Fuel-efficiency class-action settlement at risk
SAN DIEGO: A US judge has granted California and four other states more time to consider objecting a class-action settlement between Honda Motor Co. and car owners over inflated fuel-efficiency claims about the automaker’s hybrid vehicles.
The proposed class-action settlement with Honda’s US subsidiary, American Honda Motor Co., would give aggrieved owners $100 to $200 each and a $1,000 credit toward the purchase of a new car. Legal fees in the class action would give trial lawyers $8 million.
The states’ sudden interest in the proposed settlement came shortly after Honda owner Heather Peters won $9,867 in small claims court in January—much more than the couple of hundred dollars cash the settlement is offering.
Peters opted out of a class-action lawsuit so she could try to claim a higher payment for the failure of her Civic to deliver the promised 21.26 kilometres per litre (kpl) when she bought it.
Attorneys generals in California, Iowa, Massachusetts, Texas and Washington asked last week—just two days before the deadline—for more time to consider the settlement with about 200,000 Honda owners.
San Diego County Superior Court Judge Timothy Taylor has granted the states an extension until Feb. 29 after questioning why they missed the deadline when dozens of opponents didn’t.

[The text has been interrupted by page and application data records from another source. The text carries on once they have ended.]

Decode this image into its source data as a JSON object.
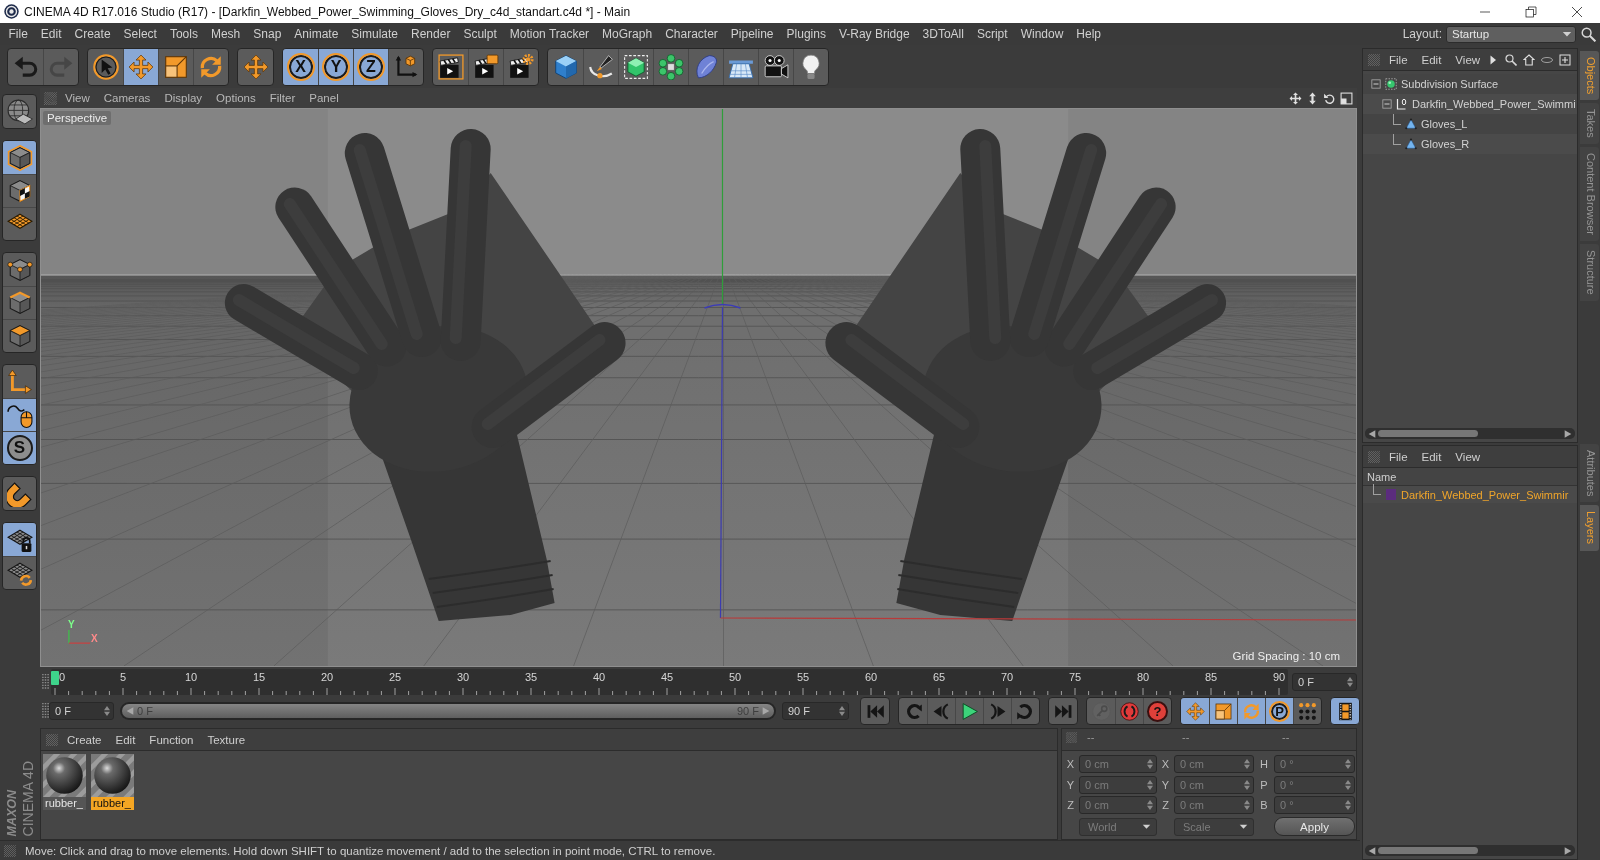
{
  "window": {
    "title": "CINEMA 4D R17.016 Studio (R17) - [Darkfin_Webbed_Power_Swimming_Gloves_Dry_c4d_standart.c4d *] - Main"
  },
  "menu_bar": {
    "items": [
      "File",
      "Edit",
      "Create",
      "Select",
      "Tools",
      "Mesh",
      "Snap",
      "Animate",
      "Simulate",
      "Render",
      "Sculpt",
      "Motion Tracker",
      "MoGraph",
      "Character",
      "Pipeline",
      "Plugins",
      "V-Ray Bridge",
      "3DToAll",
      "Script",
      "Window",
      "Help"
    ],
    "layout_label": "Layout:",
    "layout_value": "Startup"
  },
  "toolbar": [
    [
      {
        "kind": "undo",
        "disabled": false
      },
      {
        "kind": "redo",
        "disabled": true
      }
    ],
    [
      {
        "kind": "live-select",
        "selected": false
      },
      {
        "kind": "move",
        "selected": true
      },
      {
        "kind": "scale",
        "selected": false
      },
      {
        "kind": "rotate",
        "selected": false
      }
    ],
    [
      {
        "kind": "move-tool",
        "selected": false
      }
    ],
    [
      {
        "kind": "axis-lock",
        "label": "X",
        "selected": true
      },
      {
        "kind": "axis-lock",
        "label": "Y",
        "selected": true
      },
      {
        "kind": "axis-lock",
        "label": "Z",
        "selected": true
      },
      {
        "kind": "coord-system",
        "selected": false
      }
    ],
    [
      {
        "kind": "render-view"
      },
      {
        "kind": "render-picture"
      },
      {
        "kind": "render-settings"
      }
    ],
    [
      {
        "kind": "cube"
      },
      {
        "kind": "pen"
      },
      {
        "kind": "subdivision"
      },
      {
        "kind": "cloner"
      },
      {
        "kind": "deformer"
      },
      {
        "kind": "floor"
      },
      {
        "kind": "camera"
      },
      {
        "kind": "light"
      }
    ]
  ],
  "left_toolbar": [
    [
      {
        "kind": "make-editable"
      }
    ],
    [
      {
        "kind": "model-mode",
        "selected": true
      },
      {
        "kind": "texture-mode",
        "selected": false
      },
      {
        "kind": "workplane-mode",
        "selected": false
      }
    ],
    [
      {
        "kind": "points-mode",
        "selected": false
      },
      {
        "kind": "edges-mode",
        "selected": false
      },
      {
        "kind": "polygons-mode",
        "selected": false
      }
    ],
    [
      {
        "kind": "axis-mode",
        "selected": false
      },
      {
        "kind": "tweak-mode",
        "selected": true
      },
      {
        "kind": "snap",
        "label": "S",
        "selected": true
      }
    ],
    [
      {
        "kind": "magnet",
        "selected": false
      }
    ],
    [
      {
        "kind": "lock-workplane",
        "selected": true
      },
      {
        "kind": "align-workplane",
        "selected": false
      }
    ]
  ],
  "viewport": {
    "menu": [
      "View",
      "Cameras",
      "Display",
      "Options",
      "Filter",
      "Panel"
    ],
    "camera": "Perspective",
    "grid_spacing": "Grid Spacing : 10 cm",
    "axis_labels": [
      "Y",
      "X"
    ]
  },
  "timeline": {
    "frames": [
      "0",
      "5",
      "10",
      "15",
      "20",
      "25",
      "30",
      "35",
      "40",
      "45",
      "50",
      "55",
      "60",
      "65",
      "70",
      "75",
      "80",
      "85",
      "90"
    ],
    "playhead": {
      "level": 0
    },
    "current_field": "0 F"
  },
  "range": {
    "start_field": "0 F",
    "slider_start": "0 F",
    "slider_end": "90 F",
    "end_field": "90 F",
    "level": 1
  },
  "transport": [
    [
      {
        "kind": "go-start"
      }
    ],
    [
      {
        "kind": "prev-key"
      },
      {
        "kind": "step-back"
      },
      {
        "kind": "play"
      },
      {
        "kind": "step-forward"
      },
      {
        "kind": "next-key"
      }
    ],
    [
      {
        "kind": "go-end"
      }
    ],
    [
      {
        "kind": "key",
        "disabled": true
      },
      {
        "kind": "record",
        "disabled": false
      },
      {
        "kind": "autokey",
        "label": "?",
        "disabled": false
      }
    ],
    [
      {
        "kind": "key-move",
        "selected": true
      },
      {
        "kind": "key-scale",
        "selected": true
      },
      {
        "kind": "key-rotate",
        "selected": true
      },
      {
        "kind": "key-param",
        "label": "P",
        "selected": true
      },
      {
        "kind": "key-points",
        "selected": false
      }
    ],
    [
      {
        "kind": "timeline-film",
        "selected": true
      }
    ]
  ],
  "material_manager": {
    "menu": [
      "Create",
      "Edit",
      "Function",
      "Texture"
    ],
    "materials": [
      {
        "name": "rubber_",
        "selected": false
      },
      {
        "name": "rubber_",
        "selected": true
      }
    ]
  },
  "coordinates": {
    "headers": [
      "--",
      "--",
      "--"
    ],
    "disabled": true,
    "rows": [
      [
        {
          "axis": "X",
          "value": "0 cm"
        },
        {
          "axis": "X",
          "value": "0 cm"
        },
        {
          "axis": "H",
          "value": "0 °"
        }
      ],
      [
        {
          "axis": "Y",
          "value": "0 cm"
        },
        {
          "axis": "Y",
          "value": "0 cm"
        },
        {
          "axis": "P",
          "value": "0 °"
        }
      ],
      [
        {
          "axis": "Z",
          "value": "0 cm"
        },
        {
          "axis": "Z",
          "value": "0 cm"
        },
        {
          "axis": "B",
          "value": "0 °"
        }
      ]
    ],
    "dropdowns": [
      "World",
      "Scale"
    ],
    "apply": "Apply"
  },
  "brand": {
    "maxon": "MAXON",
    "product": "CINEMA 4D"
  },
  "status_bar": {
    "message": "Move: Click and drag to move elements. Hold down SHIFT to quantize movement / add to the selection in point mode, CTRL to remove."
  },
  "object_manager": {
    "menu": [
      "File",
      "Edit",
      "View"
    ],
    "objects": [
      {
        "name": "Subdivision Surface",
        "kind": "subdivision-surface",
        "expanded": true,
        "children": [
          {
            "name": "Darkfin_Webbed_Power_Swimmi",
            "kind": "null",
            "expanded": true,
            "children": [
              {
                "name": "Gloves_L",
                "kind": "polygon"
              },
              {
                "name": "Gloves_R",
                "kind": "polygon"
              }
            ]
          }
        ]
      }
    ]
  },
  "side_tabs_top": [
    {
      "label": "Objects",
      "selected": true
    },
    {
      "label": "Takes",
      "selected": false
    },
    {
      "label": "Content Browser",
      "selected": false
    },
    {
      "label": "Structure",
      "selected": false
    }
  ],
  "layer_manager": {
    "menu": [
      "File",
      "Edit",
      "View"
    ],
    "column": "Name",
    "layers": [
      {
        "name": "Darkfin_Webbed_Power_Swimmir",
        "color": "#5b2c7e",
        "selected": true
      }
    ]
  },
  "side_tabs_bottom": [
    {
      "label": "Attributes",
      "selected": false
    },
    {
      "label": "Layers",
      "selected": true
    }
  ]
}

The states were notified of the settlement in October.
Albert Shelden, a California deputy attorney general, acknowledged that Peters’ victory this month in a Los Angeles court caught the attention of authorities.
“From a number of different sources, other questions have been raised,” he said. “Everything figures in.”
California has not decided whether to enter the fray and, if it did, on what grounds it would object, Shelden said. The amount of the offer would be among the questions it has yet to answer.
Peters, who attended the hearing, said the states’ objections might carry enormous weight.
“It resonates with the judges,” she said.
Alan Mansfield, an attorney for the class-action plaintiffs, said the significance was unclear.
“For me to presume what is important to a judge is not for me to say,” he said.
The judge granted the extension only after attorneys for Honda and the class-action plaintiffs said they had no problem with it. He gave less time than the states wanted and insisted on sticking to a March 16 hearing to decide whether to accept the settlement.